Scientists from the Northeastern University, China, and University of Michigan, USA, have recently identified five potential entry receptors for severe acute respiratory syndrome coronavirus 2 (SARS-CoV-2). These receptors specifically express in SARS-CoV-2-infected cells and have a high binding affinity for the viral spike protein. The study is currently available on the bioRxiv* preprint server.
Severe acute respiratory syndrome coronavirus 2 (SARS-CoV-2), the causative pathogen of coronavirus disease 2019 (COVID-19), primarily transmits via respiratory droplets or aerosols and attacks epithelial cells in the upper respiratory tract. The infection is initiated by the interaction between viral spike protein and host cell angiotensin-converting enzyme 2 (ACE2), followed by proteolytic cleavage and priming of the spike protein by host cell protease TMPRSS2.
Despite being the major affected organ, the lungs express relatively lower levels of ACE2 than other organs, including the gastrointestinal tract and kidney. However, studies have shown that only a small proportion of COVID-19 patients develop infections in these tissues, despite the high abundance of ACE2. This highlights the possibility of having other coreceptors that might act in synergy with ACE2 to facilitate SARS-CoV-2 host cell entry.
In the current study, the scientists have aimed to identify ACE2-interacting proteins that are highly expressed in the lungs and other SARS-CoV-2-affected tissues and have high binding affinity for the viral spike protein.
Potential ACE2-interacting proteins and SARS-CoV-2 host cell receptors were identified from the publicly available databases, including BioGRID and STRING. The mRNA and protein expression status of identified receptors was obtained from Human Protein Atlas.
Different structural modeling platforms were used to perform protein-protein docking between identified receptors and SARS-CoV-2 spike; to predict binding affinity between the receptor–spike complexes; and to identify binding hotspots within the receptor–spike interfaces.
A total of 21 candidate receptors for SARS-CoV-2 were identified. These receptors included both ACE2-interacting proteins and SARS-CoV-2 receptors. The expression levels of 21 candidate receptors were measured in human tissues that are mostly affected by SARS-CoV-2, such as the lungs, gastrointestinal tract, kidney, testis, epididymis, cerebral cortex, and gallbladder. Five out of 21 receptors showed high expressions in these tissues. These receptors were CAT, MME, L-SIGN, DC-SIGN, and AGTR2. Specific expression levels of these receptors were associated with the clinical COVID-19 symptoms. This highlights their significance as potential SARS-CoV-2 receptors.

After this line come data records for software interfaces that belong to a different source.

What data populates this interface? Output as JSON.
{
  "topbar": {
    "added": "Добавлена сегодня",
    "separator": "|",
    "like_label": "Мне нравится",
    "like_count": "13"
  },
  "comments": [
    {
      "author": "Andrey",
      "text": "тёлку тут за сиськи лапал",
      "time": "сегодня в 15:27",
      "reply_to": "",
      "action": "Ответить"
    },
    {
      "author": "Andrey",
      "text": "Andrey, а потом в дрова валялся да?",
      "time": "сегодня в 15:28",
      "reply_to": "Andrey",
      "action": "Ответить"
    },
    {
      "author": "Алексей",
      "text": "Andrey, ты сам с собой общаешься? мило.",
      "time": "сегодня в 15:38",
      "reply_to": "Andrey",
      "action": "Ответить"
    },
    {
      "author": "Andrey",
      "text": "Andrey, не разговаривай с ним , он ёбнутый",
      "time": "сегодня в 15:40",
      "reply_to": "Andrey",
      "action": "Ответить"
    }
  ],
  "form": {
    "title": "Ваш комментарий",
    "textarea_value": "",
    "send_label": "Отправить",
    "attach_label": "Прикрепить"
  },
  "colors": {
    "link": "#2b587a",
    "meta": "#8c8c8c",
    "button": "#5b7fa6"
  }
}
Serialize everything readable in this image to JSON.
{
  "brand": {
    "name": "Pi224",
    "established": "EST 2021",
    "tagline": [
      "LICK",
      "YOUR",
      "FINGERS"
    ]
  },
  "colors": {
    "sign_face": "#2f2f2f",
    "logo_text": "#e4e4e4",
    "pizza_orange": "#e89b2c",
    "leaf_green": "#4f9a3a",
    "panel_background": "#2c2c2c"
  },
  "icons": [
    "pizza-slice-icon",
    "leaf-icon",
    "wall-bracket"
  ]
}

The binding affinities between SARS-CoV-2 spike protein and potential receptors were assessed using complex structural models. The findings revealed that the binding affinities of L-SIGN, CAT, AGTR2, and DC-SIGN for the spike protein were significantly higher than that of ACE2.
Given the observations that smoking status is positively correlated with COVID-19 severity, the expressions of these receptors were analyzed in normal lung tissues obtained from smokers and non-smokers. The findings revealed that the expressions of AGTR2 and DC-SIGN were significantly higher in smokers compared to non-smokers. These observations indicate that the expression levels of AGTR2 and DC-SIGN in the lungs depend on smoking status.
A protein binding hotspot is a small group of residues at the interface between two interacting proteins, which have the highest contribution to form protein-protein complexes. In the study, computational predictions of the binding hotspots in receptor–spike complexes were made to better understand the stability and functionality of protein-protein interactions.
The numbers of hotspots identified in CAT, AGTR2, L-SIGN, and DC-SIGN were 9, 7, 8, and 12, respectively. These hotspots could serve as potential targets for COVID-19 treatment. Moreover, CAT and AGTR2 were found to interact with the spike S1 subunit in different regions with ACE2. These observations indicate that both CAT and AGTR2 could synergistically bind to the spike protein as potential co-receptors of ACE2.
The study identifies five potential receptors that may facilitate the entry of SARS-CoV-2 into host cells. Two of these receptors exhibit high expression levels in the lungs of smokers, justifying their contribution in COVID-19 severity.
Among identified receptors, CAT is an antioxidant enzyme specifically found in the lungs, intestine, and kidney. AGTR2 acts as a receptor of angiotensin II and is highly expressed in the lungs. As mentioned by the scientists, these two receptors may stabilize the ACE2-spike interaction and facilitate SARS-CoV-2 host cell entry.
bioRxiv publishes preliminary scientific reports that are not peer-reviewed and, therefore, should not be regarded as conclusive, guide clinical practice/health-related behavior, or treated as established information.